Wherever the word "value" appears in a line of the data, that line should be copied.

_Data provided_:
=== Section Start ===

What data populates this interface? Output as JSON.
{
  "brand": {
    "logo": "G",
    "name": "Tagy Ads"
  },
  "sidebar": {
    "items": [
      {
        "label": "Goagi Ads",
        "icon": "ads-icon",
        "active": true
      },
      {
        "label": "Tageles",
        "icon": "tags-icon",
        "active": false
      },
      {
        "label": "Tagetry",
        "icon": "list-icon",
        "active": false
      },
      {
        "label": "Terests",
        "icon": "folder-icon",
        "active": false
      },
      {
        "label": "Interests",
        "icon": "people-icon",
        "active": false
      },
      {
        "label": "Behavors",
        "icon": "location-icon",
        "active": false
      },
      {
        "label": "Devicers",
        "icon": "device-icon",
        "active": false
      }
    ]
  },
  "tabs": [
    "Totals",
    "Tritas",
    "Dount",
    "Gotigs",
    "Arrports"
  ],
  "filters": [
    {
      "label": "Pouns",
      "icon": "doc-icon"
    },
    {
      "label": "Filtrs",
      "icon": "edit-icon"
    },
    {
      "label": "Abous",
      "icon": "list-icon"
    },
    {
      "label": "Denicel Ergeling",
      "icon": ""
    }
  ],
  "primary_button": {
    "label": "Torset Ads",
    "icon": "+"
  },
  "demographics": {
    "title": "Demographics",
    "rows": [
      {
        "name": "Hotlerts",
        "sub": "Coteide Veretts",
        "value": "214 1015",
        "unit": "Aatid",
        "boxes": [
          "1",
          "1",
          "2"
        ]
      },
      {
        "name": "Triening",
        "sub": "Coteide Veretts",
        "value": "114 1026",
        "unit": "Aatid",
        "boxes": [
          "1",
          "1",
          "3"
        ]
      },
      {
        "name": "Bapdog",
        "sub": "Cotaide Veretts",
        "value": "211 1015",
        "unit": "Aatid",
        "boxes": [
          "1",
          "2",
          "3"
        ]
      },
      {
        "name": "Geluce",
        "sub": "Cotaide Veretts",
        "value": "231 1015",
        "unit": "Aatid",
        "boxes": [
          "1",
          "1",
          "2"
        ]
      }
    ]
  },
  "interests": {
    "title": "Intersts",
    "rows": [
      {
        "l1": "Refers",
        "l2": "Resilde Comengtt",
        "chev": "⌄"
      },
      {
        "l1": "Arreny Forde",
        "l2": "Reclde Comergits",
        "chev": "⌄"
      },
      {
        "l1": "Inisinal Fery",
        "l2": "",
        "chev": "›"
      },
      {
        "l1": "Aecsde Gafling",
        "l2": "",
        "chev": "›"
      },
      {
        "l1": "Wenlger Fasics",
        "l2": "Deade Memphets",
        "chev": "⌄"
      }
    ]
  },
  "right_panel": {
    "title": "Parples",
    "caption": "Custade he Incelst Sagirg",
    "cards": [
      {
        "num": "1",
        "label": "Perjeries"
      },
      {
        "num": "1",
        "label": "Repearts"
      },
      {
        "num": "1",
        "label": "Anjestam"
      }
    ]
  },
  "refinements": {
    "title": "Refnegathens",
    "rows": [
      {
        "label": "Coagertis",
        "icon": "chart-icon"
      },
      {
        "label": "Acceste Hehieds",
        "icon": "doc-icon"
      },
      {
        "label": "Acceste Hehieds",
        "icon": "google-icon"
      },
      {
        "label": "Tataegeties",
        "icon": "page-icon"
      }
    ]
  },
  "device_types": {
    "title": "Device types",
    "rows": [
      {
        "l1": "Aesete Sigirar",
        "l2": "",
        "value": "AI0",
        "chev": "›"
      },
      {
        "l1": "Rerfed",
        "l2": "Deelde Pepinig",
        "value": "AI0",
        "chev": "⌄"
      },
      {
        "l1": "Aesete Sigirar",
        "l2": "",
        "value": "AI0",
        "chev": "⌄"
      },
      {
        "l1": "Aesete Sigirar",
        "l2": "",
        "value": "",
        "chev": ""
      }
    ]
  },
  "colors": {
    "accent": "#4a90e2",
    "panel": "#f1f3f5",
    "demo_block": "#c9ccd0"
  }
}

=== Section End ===

_Solution to this problem_:
        "value": "214 1015",
        "value": "114 1026",
        "value": "211 1015",
        "value": "231 1015",
        "value": "AI0",
        "value": "AI0",
        "value": "AI0",
        "value": "",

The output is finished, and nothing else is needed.